Several years ago I found a large, cast-iron skillet at Goodwill. It was in rough shape, but I knew that with some work, I could turn it into something usable. I brought it home, scrubbed the rust and debris away, rubbed it down with some Crisco, and placed it on the burner to begin the seasoning process. I have been battling this cast-iron pan ever since.
The first lesson I learned is that Crisco has a low smoke point, so when I used the pan for cooking, smoke would fill the kitchen. I switched to using canola oil, and while that was better, I used too much causing it to leave a sticky residue.

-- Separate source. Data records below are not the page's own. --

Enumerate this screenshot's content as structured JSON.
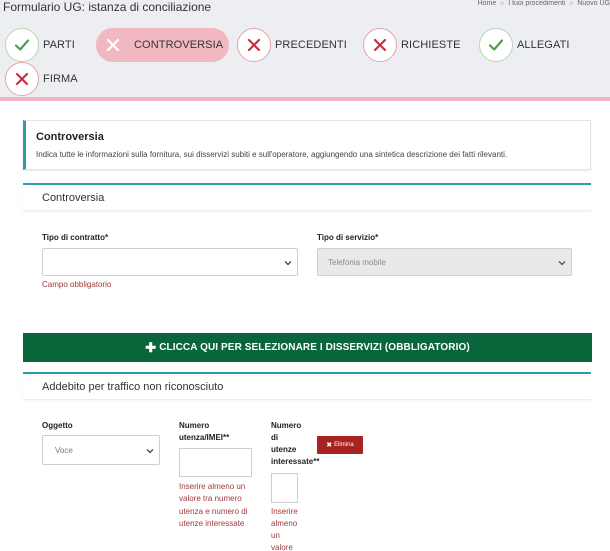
{
  "app": {
    "title": "Formulario UG: istanza di conciliazione"
  },
  "breadcrumb": [
    "Home",
    "I tuoi procedimenti",
    "Nuovo UG"
  ],
  "steps": [
    {
      "label": "PARTI",
      "status": "ok"
    },
    {
      "label": "CONTROVERSIA",
      "status": "active"
    },
    {
      "label": "PRECEDENTI",
      "status": "error"
    },
    {
      "label": "RICHIESTE",
      "status": "error"
    },
    {
      "label": "ALLEGATI",
      "status": "ok"
    },
    {
      "label": "FIRMA",
      "status": "error"
    }
  ],
  "info": {
    "title": "Controversia",
    "text": "Indica tutte le informazioni sulla fornitura, sui disservizi subiti e sull'operatore, aggiungendo una sintetica descrizione dei fatti rilevanti."
  },
  "controversia": {
    "section_title": "Controversia",
    "tipo_contratto": {
      "label": "Tipo di contratto*",
      "value": "",
      "error": "Campo obbligatorio"
    },
    "tipo_servizio": {
      "label": "Tipo di servizio*",
      "value": "Telefonia mobile"
    }
  },
  "disservizi_button": "CLICCA QUI PER SELEZIONARE I DISSERVIZI (OBBLIGATORIO)",
  "addebito": {
    "section_title": "Addebito per traffico non riconosciuto",
    "oggetto": {
      "label": "Oggetto",
      "value": "Voce"
    },
    "numero_utenza": {
      "label_line1": "Numero",
      "label_line2": "utenza/IMEI**",
      "value": "",
      "error_lines": [
        "Inserire almeno un",
        "valore tra numero",
        "utenza e numero di",
        "utenze interessate"
      ]
    },
    "numero_utenze": {
      "label_lines": [
        "Numero",
        "di",
        "utenze",
        "interessate**"
      ],
      "value": "",
      "error_lines": [
        "Inserire",
        "almeno",
        "un",
        "valore"
      ]
    },
    "delete_label": "Elimina"
  },
  "colors": {
    "teal": "#2a9fa8",
    "green_button": "#08663a",
    "error_red": "#a23b3b",
    "active_pink": "#f2b8c1",
    "delete_red": "#a8231f"
  }
}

Recently, I felt like I had finally won my battle with this pan. I had figured out how to remove the oil buildup and had a system of coating it with a thin layer of vegetable oil after use. It had developed the most beautiful, shiny, nonstick surface and was a dream to cook with—that is until last week’s naan bread incident.
The recipe called for heating the pan on high before placing oiled dough on the scorching surface for one minute each side. Well, after the first side, it was clear that I had a problem. The pan was so hot that the bread was blackened after just 30 seconds. The seasoning that I had worked so hard to develop was starting to crack and bubble, so I impulsively brushed oil on the skillet with a pastry brush. The bristles melted in seconds!
As I surveyed the damage through the billowing smoke that had begun to fill the house, I realized that my pan was ruined yet again. Once the smoke cleared, I set out on a mission to find the right way to strip and re-season my beloved skillet.
The method I settled upon instructed me to send it through my oven’s self-cleaning cycle. Again, smoke filled the room as layers upon layers of seasoning where being burned off. When I removed the pan, a dull gray had replaced its shiny, black surface.
The next step was to rub a thin coat of flaxseed oil into the pan and bake it at 500 degrees for 60 minutes. I was to then let it cool for at least 30 minutes before repeating the step five more times. I finished this process yesterday and am happy to report that my skillet is better than ever.
It occurred to me that our souls are a lot like that cast-iron pan. When I don’t feed my soul properly with prayer and time in God’s Word, I too can have a low smoke point. I am less patient and more easily annoyed by the people the Lord has placed in my life. Small irritations can cause me to lose my cool and spew blackened words.
When I fill my mind with junk, a sticky residue of negative thoughts and attitudes gets left behind. The media I turn to for entertainment has a huge impact on how I see myself and the world around me. Sexually graphic and violent television shows, movies, and books are the most obvious culprits, but I have come to realize that the 24-hour news cycle and talk radio can have just as negative of an impact.
When I use my soul improperly—lying, cheating, stealing, substance abuse, sexual immorality, gossip—I cause tremendous damage and am no longer useful in God’s Kingdom or able to accomplish His plan for my life.
Thankfully, like my pan, we are never too far gone for God to make something beautiful out of our mess. Scripture references the heat of the refiner’s fire over and over again. Like the process of heating a pan to the point where all of the gunk is burned off, God will sometimes take us through difficult circumstances in order to remove the impurities and strip us down to nothing before He builds us back up.
The process can be painful and one that needs to be repeated again and again, but in the end we find that our faith has grown stronger and we are more equipped to live out God’s plan and purpose for our lives.